When you're performing a heavy deadlift or back squat, it's immediately obvious to an observer why we call them 'the slow lifts' - your body just isn't moving quickly. What's not obvious, though, is what's happening beneath the surface. Starting from your Central Nervous System, nerves are being activated on the surface of muscle tissue. These nerves activate the muscles in sequence, and at the level necessary to complete the lift, starting with the weakest.
By now, many have heard of the 'slow twitch' muscle fibres and the 'fast twitch' muscle fibres. They're not completely distinct: they exist on a spectrum of fibre in each individual muscle, and tend toward either endurance (slow twitch) or speed (fast twitch.) When lifting a weight, the slow-twitch are first recruited, followed by the fast-twitch, to meet the demand presented by the load.
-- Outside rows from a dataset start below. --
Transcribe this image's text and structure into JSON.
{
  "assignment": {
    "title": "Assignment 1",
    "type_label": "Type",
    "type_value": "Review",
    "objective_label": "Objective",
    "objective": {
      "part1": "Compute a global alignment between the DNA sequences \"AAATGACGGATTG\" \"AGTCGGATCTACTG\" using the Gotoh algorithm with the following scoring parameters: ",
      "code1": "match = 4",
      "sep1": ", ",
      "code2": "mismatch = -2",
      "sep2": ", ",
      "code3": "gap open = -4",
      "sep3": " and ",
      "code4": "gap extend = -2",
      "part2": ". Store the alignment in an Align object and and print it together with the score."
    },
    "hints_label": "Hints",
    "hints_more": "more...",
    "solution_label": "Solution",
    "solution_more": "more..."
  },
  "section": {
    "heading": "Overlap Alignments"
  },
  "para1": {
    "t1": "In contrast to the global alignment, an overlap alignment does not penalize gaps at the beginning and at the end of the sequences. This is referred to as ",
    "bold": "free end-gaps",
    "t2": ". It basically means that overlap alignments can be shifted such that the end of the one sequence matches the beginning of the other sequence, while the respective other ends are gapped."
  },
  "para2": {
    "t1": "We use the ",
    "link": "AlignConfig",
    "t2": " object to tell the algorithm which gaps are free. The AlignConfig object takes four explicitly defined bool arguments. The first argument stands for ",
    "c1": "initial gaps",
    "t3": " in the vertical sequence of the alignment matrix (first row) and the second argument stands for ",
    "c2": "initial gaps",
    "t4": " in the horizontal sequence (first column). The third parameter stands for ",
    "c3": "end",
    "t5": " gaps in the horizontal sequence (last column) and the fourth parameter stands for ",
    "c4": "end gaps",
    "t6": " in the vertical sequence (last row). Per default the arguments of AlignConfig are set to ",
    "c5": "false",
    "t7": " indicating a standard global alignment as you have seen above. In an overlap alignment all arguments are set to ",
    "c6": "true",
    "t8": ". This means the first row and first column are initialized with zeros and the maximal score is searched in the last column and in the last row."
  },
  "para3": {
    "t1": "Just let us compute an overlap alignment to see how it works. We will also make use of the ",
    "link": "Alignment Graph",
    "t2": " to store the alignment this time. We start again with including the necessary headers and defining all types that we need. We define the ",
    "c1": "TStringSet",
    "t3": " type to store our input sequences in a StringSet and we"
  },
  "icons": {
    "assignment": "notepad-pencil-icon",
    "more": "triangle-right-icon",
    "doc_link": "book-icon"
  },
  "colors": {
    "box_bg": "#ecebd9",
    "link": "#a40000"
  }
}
A bigger weight requires the recruitment of more fast-twitch muscle fibre, but the slow-twitch fibre is still recruited first.
The speed at which your body activates these fibres is largely what determines success in weightlifting. We refer to that speed as "Rate of Force Development" around here, and it's also the key to success for other athletes who require speed: MMA fighters, sprinters, powerlifters, wrestlers... Yes, even powerlifters: those brutes with big bellies who certainly don't appear fast.
1) total potential force - your upper strength limit, which in turn can be limited by total muscle fibre;
2) recruitment speed - how quickly the muscle can up-regulate from slow to fast-twitch fibres;
3) recruitment efficiency - how well the CNS or PNS can recruit the right fibres, at the right time.
In classical weightlifting - the sport we call, "Olympic Lifting" for clarity - the bench press, squat, and deadlift were used as assistance lifts to improve strength (#1.) However, they can also be used, at high percentages of your max, to improve #2 and #3. Though the bar may appear to be moving slowly, RFD is rapidly recruiting force across the spectrum of muscle tissue.
Traditionally, when improvement of power is the goal, the base training is done with heavy weight (or light weight for high speed, according to Prilepin's Table) to improve RFD. For the last two months, our programming for CrossFit has included a LOT of the 'slow' lifts as we build our strength base. For members of the Green Army Competitive Team, you'll see this 'strength phase' continue for a little longer, and then taper into the speed-based 'power phase' toward Christmas (and just in time for the SuperMeet.) To reap the benefits of the programming: show up. Do the strength work. This is just a taste of the science behind the writing on the chalkboard.